**WHAT TO DO**:
The answer must be an exact copy of the listing below.

**TASK INPUTS**:
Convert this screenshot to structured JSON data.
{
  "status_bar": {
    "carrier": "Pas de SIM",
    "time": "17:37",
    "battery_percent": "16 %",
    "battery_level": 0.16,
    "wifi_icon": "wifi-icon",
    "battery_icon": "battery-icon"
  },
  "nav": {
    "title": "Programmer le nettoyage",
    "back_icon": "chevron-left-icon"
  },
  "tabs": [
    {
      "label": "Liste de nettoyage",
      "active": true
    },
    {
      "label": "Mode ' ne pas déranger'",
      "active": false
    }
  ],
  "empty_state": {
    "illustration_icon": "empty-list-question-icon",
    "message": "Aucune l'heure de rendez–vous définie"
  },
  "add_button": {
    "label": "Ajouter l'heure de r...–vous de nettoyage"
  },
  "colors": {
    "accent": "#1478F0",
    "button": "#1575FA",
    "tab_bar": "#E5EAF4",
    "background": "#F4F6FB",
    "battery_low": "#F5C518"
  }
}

**YOUR SOLUTION**:
Convert this screenshot to structured JSON data.
{
  "status_bar": {
    "carrier": "Pas de SIM",
    "time": "17:37",
    "battery_percent": "16 %",
    "battery_level": 0.16,
    "wifi_icon": "wifi-icon",
    "battery_icon": "battery-icon"
  },
  "nav": {
    "title": "Programmer le nettoyage",
    "back_icon": "chevron-left-icon"
  },
  "tabs": [
    {
      "label": "Liste de nettoyage",
      "active": true
    },
    {
      "label": "Mode ' ne pas déranger'",
      "active": false
    }
  ],
  "empty_state": {
    "illustration_icon": "empty-list-question-icon",
    "message": "Aucune l'heure de rendez–vous définie"
  },
  "add_button": {
    "label": "Ajouter l'heure de r...–vous de nettoyage"
  },
  "colors": {
    "accent": "#1478F0",
    "button": "#1575FA",
    "tab_bar": "#E5EAF4",
    "background": "#F4F6FB",
    "battery_low": "#F5C518"
  }
}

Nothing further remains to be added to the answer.